### Activity
From the first line to the last, please print the entries exactly, omitting pictures.

### Provided records
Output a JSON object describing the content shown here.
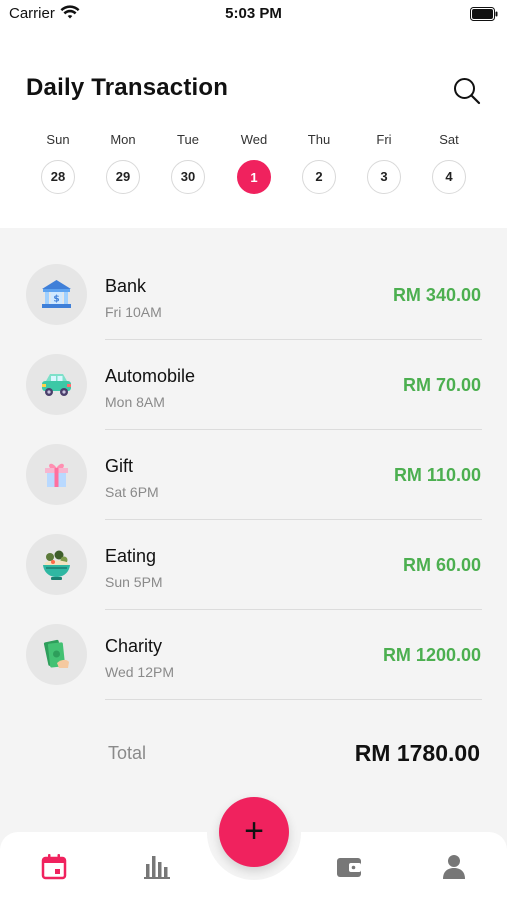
{
  "status_bar": {
    "carrier": "Carrier",
    "time": "5:03 PM"
  },
  "header": {
    "title": "Daily Transaction",
    "search_icon": "search-icon"
  },
  "week": [
    {
      "day": "Sun",
      "date": "28",
      "selected": false
    },
    {
      "day": "Mon",
      "date": "29",
      "selected": false
    },
    {
      "day": "Tue",
      "date": "30",
      "selected": false
    },
    {
      "day": "Wed",
      "date": "1",
      "selected": true
    },
    {
      "day": "Thu",
      "date": "2",
      "selected": false
    },
    {
      "day": "Fri",
      "date": "3",
      "selected": false
    },
    {
      "day": "Sat",
      "date": "4",
      "selected": false
    }
  ],
  "transactions": [
    {
      "name": "Bank",
      "time": "Fri 10AM",
      "amount": "RM 340.00",
      "icon": "bank-icon"
    },
    {
      "name": "Automobile",
      "time": "Mon 8AM",
      "amount": "RM 70.00",
      "icon": "car-icon"
    },
    {
      "name": "Gift",
      "time": "Sat 6PM",
      "amount": "RM 110.00",
      "icon": "gift-icon"
    },
    {
      "name": "Eating",
      "time": "Sun 5PM",
      "amount": "RM 60.00",
      "icon": "food-bowl-icon"
    },
    {
      "name": "Charity",
      "time": "Wed 12PM",
      "amount": "RM 1200.00",
      "icon": "money-hand-icon"
    }
  ],
  "total": {
    "label": "Total",
    "value": "RM 1780.00"
  },
  "tabbar": {
    "fab_label": "+",
    "tabs": [
      "calendar-icon",
      "bar-chart-icon",
      "wallet-icon",
      "profile-icon"
    ]
  },
  "colors": {
    "accent": "#f0225e",
    "amount": "#4caf50",
    "background": "#f4f4f4"
  }
}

### Written answer
Output a JSON object describing the content shown here.
{
  "status_bar": {
    "carrier": "Carrier",
    "time": "5:03 PM"
  },
  "header": {
    "title": "Daily Transaction",
    "search_icon": "search-icon"
  },
  "week": [
    {
      "day": "Sun",
      "date": "28",
      "selected": false
    },
    {
      "day": "Mon",
      "date": "29",
      "selected": false
    },
    {
      "day": "Tue",
      "date": "30",
      "selected": false
    },
    {
      "day": "Wed",
      "date": "1",
      "selected": true
    },
    {
      "day": "Thu",
      "date": "2",
      "selected": false
    },
    {
      "day": "Fri",
      "date": "3",
      "selected": false
    },
    {
      "day": "Sat",
      "date": "4",
      "selected": false
    }
  ],
  "transactions": [
    {
      "name": "Bank",
      "time": "Fri 10AM",
      "amount": "RM 340.00",
      "icon": "bank-icon"
    },
    {
      "name": "Automobile",
      "time": "Mon 8AM",
      "amount": "RM 70.00",
      "icon": "car-icon"
    },
    {
      "name": "Gift",
      "time": "Sat 6PM",
      "amount": "RM 110.00",
      "icon": "gift-icon"
    },
    {
      "name": "Eating",
      "time": "Sun 5PM",
      "amount": "RM 60.00",
      "icon": "food-bowl-icon"
    },
    {
      "name": "Charity",
      "time": "Wed 12PM",
      "amount": "RM 1200.00",
      "icon": "money-hand-icon"
    }
  ],
  "total": {
    "label": "Total",
    "value": "RM 1780.00"
  },
  "tabbar": {
    "fab_label": "+",
    "tabs": [
      "calendar-icon",
      "bar-chart-icon",
      "wallet-icon",
      "profile-icon"
    ]
  },
  "colors": {
    "accent": "#f0225e",
    "amount": "#4caf50",
    "background": "#f4f4f4"
  }
}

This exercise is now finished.